An important measurement for a DC power supply is the amount of AC ripple present on the output of the power supply. We measured the AC RMS voltage of the output at the same load conditions as the DC measurements and we obtained the results in the table below.

Measured power supply AC RMS voltage
Load Voltage RMS(AC)
(no load) 53mV
297Ω 124mV
47.7Ω 416mV

The AC ripple increases as the load decreases. This is another sign that the output is unregulated. A good amplifier would be designed to reject the power supply ripple. But I have a feeling this phono preamp is actually picking up the AC ripple and amplifying it. Since the gain of a phono preamp is very high (easily 40dB to 60dB), if the ripple is picked up in the preamp input, it can generate a large signal on the preamp output. Unfortunately, my Fluke 115 multimeter wasn’t able to measure the frequency of the AC ripple on the power supply. But I was able to record the “sound” of the AC ripple. I simply connected the output of the power supply to the line-in of my sound card with a capacitor in series to AC couple the output, i.e. remove the DC component and measure only the AC ripple. The AC ripple on the output of the power supply sounds like this :

The recorded sound was recorded as is, with no amplification. If we compare this recorded signal with the recorded noise coming out of the preamp, we realize they sound almost the same. The power supply AC ripple only has a lower amplitude. We can verify they are similar by plotting the spectrum of the AC ripple as shown in the figure below.

Power supply output noise spectrum.

We see that the noise on the power supply output has the same signature has the noise out of the preamp output. A strong 120Hz component and all of its harmonics.

With this information, I am confident that the cheap power supply is the source of the noise coming out of this AMX AP-25 phono preamp. The unregulated power supply has a strong 120Hz AC ripple that is picked up and amplified by the preamp.
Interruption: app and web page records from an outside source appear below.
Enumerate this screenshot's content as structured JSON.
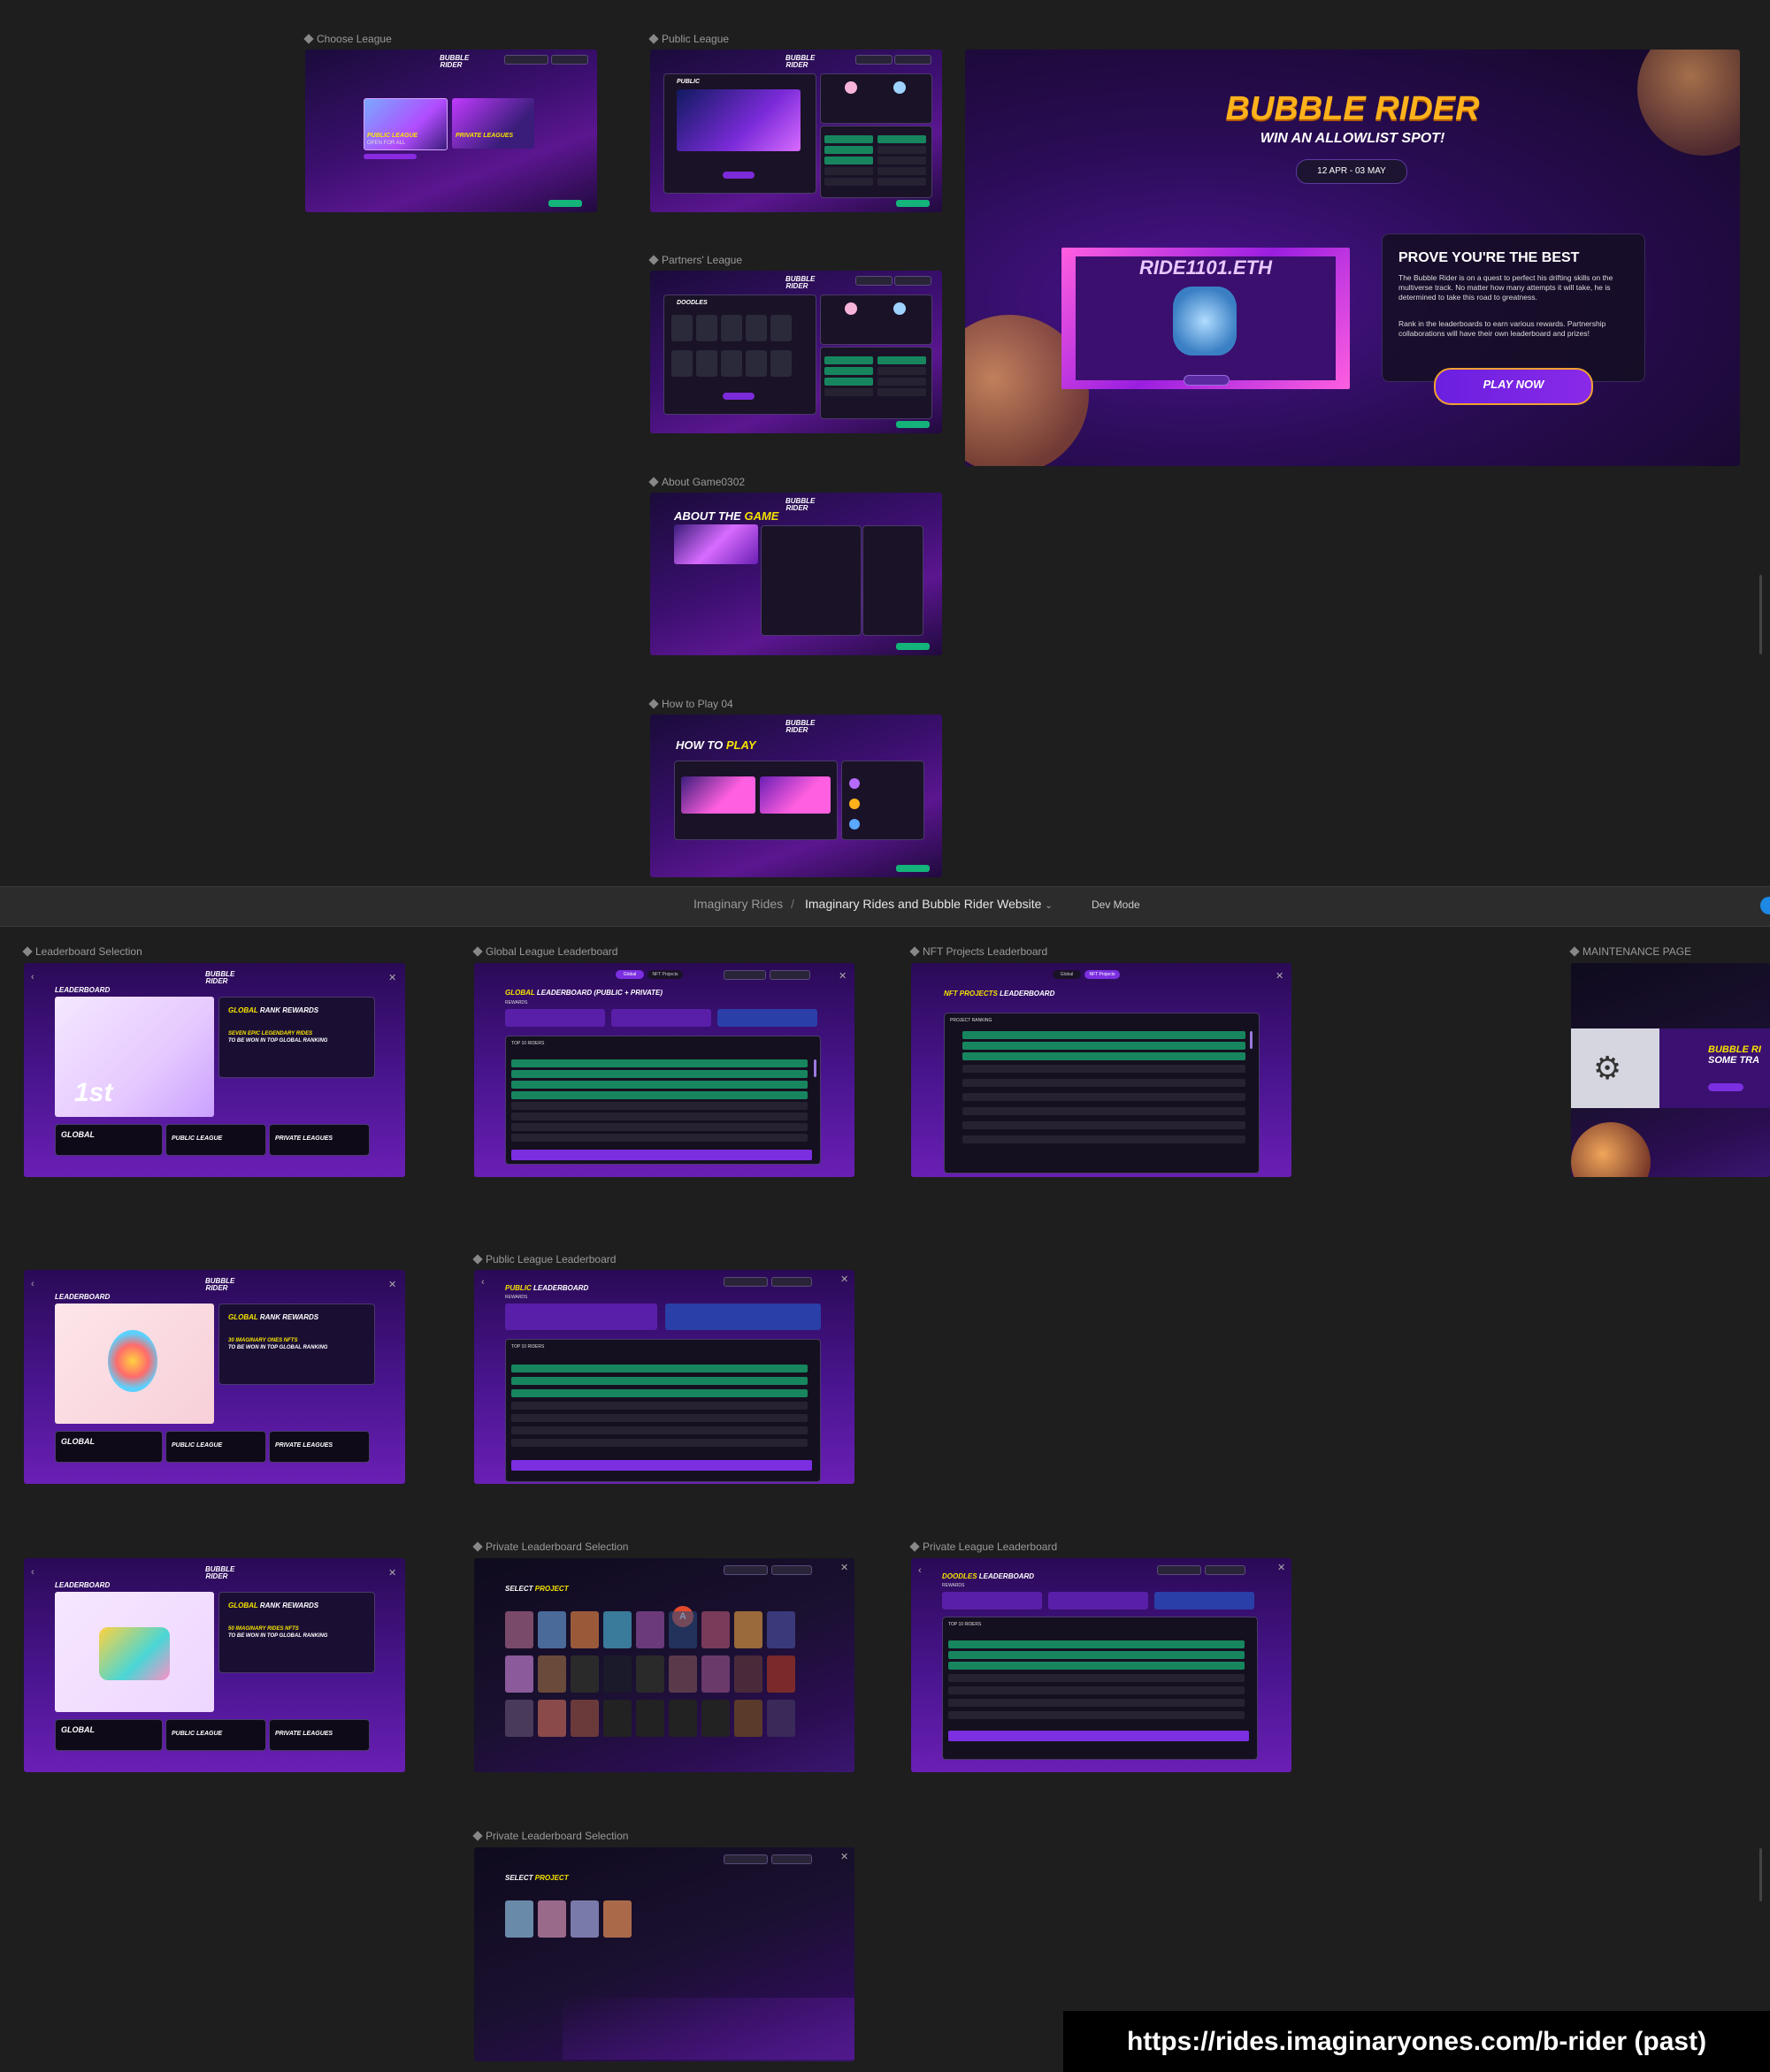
{
  "labels": {
    "choose_league": "Choose League",
    "public_league": "Public League",
    "partners_league": "Partners' League",
    "about_game": "About Game0302",
    "how_to_play": "How to Play 04",
    "leaderboard_selection": "Leaderboard Selection",
    "global_league_leaderboard": "Global League Leaderboard",
    "nft_projects_leaderboard": "NFT Projects Leaderboard",
    "maintenance_page": "MAINTENANCE PAGE",
    "public_league_leaderboard": "Public League Leaderboard",
    "private_leaderboard_selection": "Private Leaderboard Selection",
    "private_league_leaderboard": "Private League Leaderboard"
  },
  "breadcrumb": {
    "project": "Imaginary Rides",
    "separator": "/",
    "file": "Imaginary Rides and Bubble Rider Website",
    "mode": "Dev Mode"
  },
  "hero": {
    "title": "BUBBLE RIDER",
    "subtitle": "WIN AN ALLOWLIST SPOT!",
    "dates": "12 APR - 03 MAY",
    "banner": "RIDE1101.ETH",
    "heading": "PROVE YOU'RE THE BEST",
    "body1": "The Bubble Rider is on a quest to perfect his drifting skills on the multiverse track. No matter how many attempts it will take, he is determined to take this road to greatness.",
    "body2": "Rank in the leaderboards to earn various rewards. Partnership collaborations will have their own leaderboard and prizes!",
    "cta": "PLAY NOW"
  },
  "mini": {
    "logo": "BUBBLE RIDER",
    "public_league": "PUBLIC LEAGUE",
    "open_for_all": "OPEN FOR ALL",
    "private_leagues": "PRIVATE LEAGUES",
    "public": "PUBLIC",
    "doodles": "DOODLES",
    "about_the": "ABOUT THE",
    "game": "GAME",
    "how_to": "HOW TO",
    "play": "PLAY",
    "leaderboard": "LEADERBOARD",
    "global": "GLOBAL",
    "global_rank_rewards": "GLOBAL",
    "rank_rewards": "RANK REWARDS",
    "global_lb": "GLOBAL",
    "global_lb_rest": "LEADERBOARD (PUBLIC + PRIVATE)",
    "nft_projects": "NFT PROJECTS",
    "public_lb": "PUBLIC",
    "doodles_lb": "DOODLES",
    "select": "SELECT",
    "project": "PROJECT",
    "bubble_ri": "BUBBLE RI",
    "some_tra": "SOME TRA",
    "first": "1st",
    "top_riders": "TOP 10 RIDERS",
    "rewards": "REWARDS",
    "global_tab": "Global",
    "nft_tab": "NFT Projects",
    "project_ranking": "PROJECT RANKING",
    "seven_epic": "SEVEN EPIC LEGENDARY RIDES",
    "to_be_won": "TO BE WON IN TOP GLOBAL RANKING",
    "thirty_ones": "30 IMAGINARY ONES NFTS",
    "fifty_rides": "50 IMAGINARY RIDES NFTS"
  },
  "url": "https://rides.imaginaryones.com/b-rider (past)"
}
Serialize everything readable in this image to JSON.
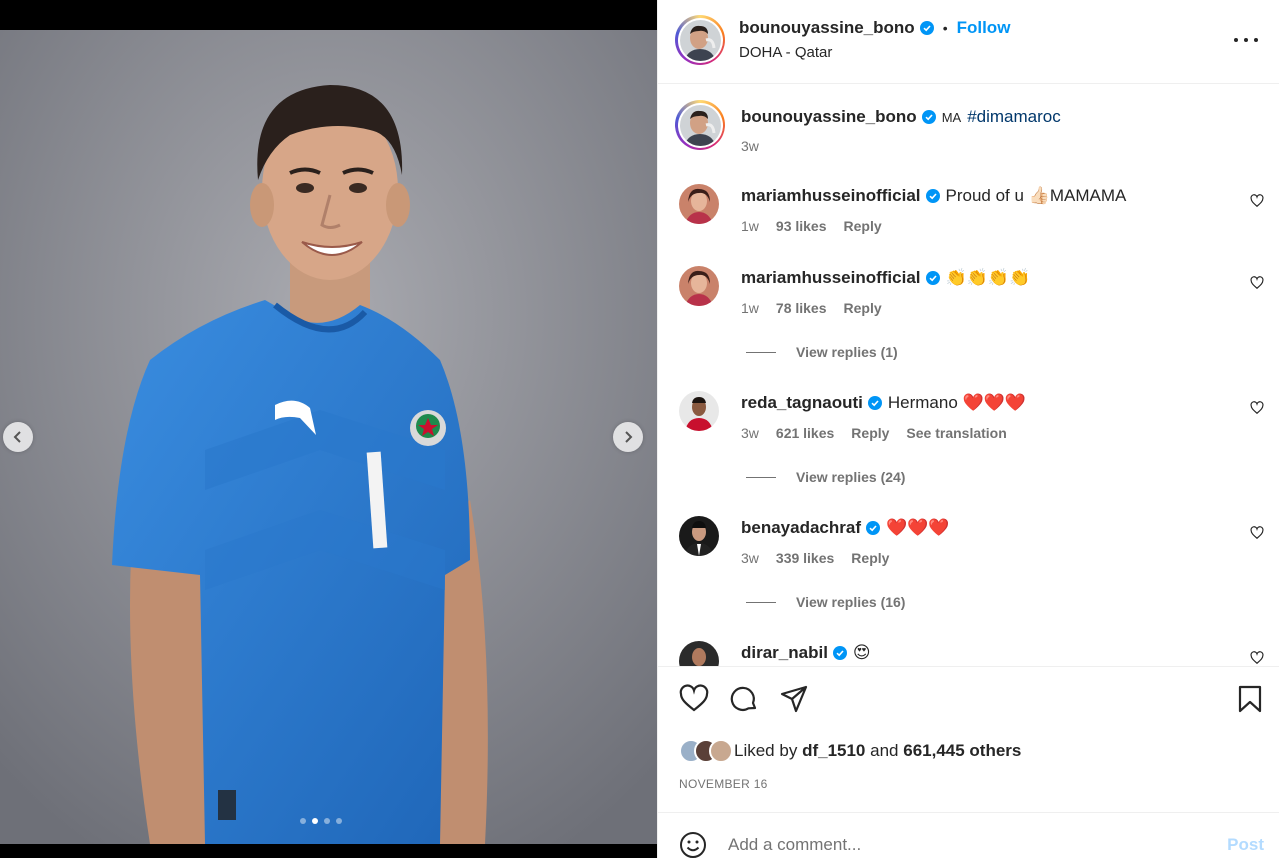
{
  "media": {
    "prev_icon": "chevron-left-icon",
    "next_icon": "chevron-right-icon",
    "carousel": {
      "count": 4,
      "active_index": 1
    },
    "jersey_number": "1"
  },
  "header": {
    "username": "bounouyassine_bono",
    "separator": "•",
    "follow_label": "Follow",
    "location": "DOHA - Qatar",
    "more_icon": "more-options-icon"
  },
  "caption": {
    "username": "bounouyassine_bono",
    "flag_text": "MA",
    "hashtag": "#dimamaroc",
    "time": "3w"
  },
  "comments": [
    {
      "username": "mariamhusseinofficial",
      "text": "Proud of u 👍🏻MAMAMA",
      "time": "1w",
      "likes": "93 likes",
      "reply": "Reply",
      "translation": "",
      "view_replies": ""
    },
    {
      "username": "mariamhusseinofficial",
      "text": "👏👏👏👏",
      "time": "1w",
      "likes": "78 likes",
      "reply": "Reply",
      "translation": "",
      "view_replies": "View replies (1)"
    },
    {
      "username": "reda_tagnaouti",
      "text": "Hermano ❤️❤️❤️",
      "time": "3w",
      "likes": "621 likes",
      "reply": "Reply",
      "translation": "See translation",
      "view_replies": "View replies (24)"
    },
    {
      "username": "benayadachraf",
      "text": "❤️❤️❤️",
      "time": "3w",
      "likes": "339 likes",
      "reply": "Reply",
      "translation": "",
      "view_replies": "View replies (16)"
    },
    {
      "username": "dirar_nabil",
      "text": "😍",
      "time": "",
      "likes": "",
      "reply": "",
      "translation": "",
      "view_replies": ""
    }
  ],
  "actions": {
    "like_icon": "heart-icon",
    "comment_icon": "comment-icon",
    "share_icon": "send-icon",
    "save_icon": "bookmark-icon"
  },
  "likes": {
    "prefix": "Liked by",
    "user": "df_1510",
    "and": "and",
    "others": "661,445 others"
  },
  "date": "NOVEMBER 16",
  "add_comment": {
    "placeholder": "Add a comment...",
    "post_label": "Post",
    "emoji_icon": "emoji-icon"
  },
  "colors": {
    "accent": "#0095f6",
    "post_disabled": "#b3dbff",
    "verified": "#0095f6",
    "jersey": "#2f7fd4",
    "muted_text": "#737373"
  }
}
A quick and inexpensive solution to this problem would be to purchase a good 9V power supply. Unfortunately, it is not so easy to know beforehand if a power supply is well regulated with little ripple. They are generally no-name brands and reviews don’t help, since most applications don’t require a well regulated power supply. For a consumer, a badly regulated power supply will work in most applications outside of audio. Another solution would be to buy a new preamp which comes with a power supply. Since it is sold as a unit, it should not be noisy, otherwise people would return it. But a new low-end phono preamp, such as a new AMX AP-25, is around $30+ CAD. I have a feeling that with only a few electronic components, it would be possible to filter the power supply output and solve the problem. I am currently working on such a solution and will keep you posted on the progress.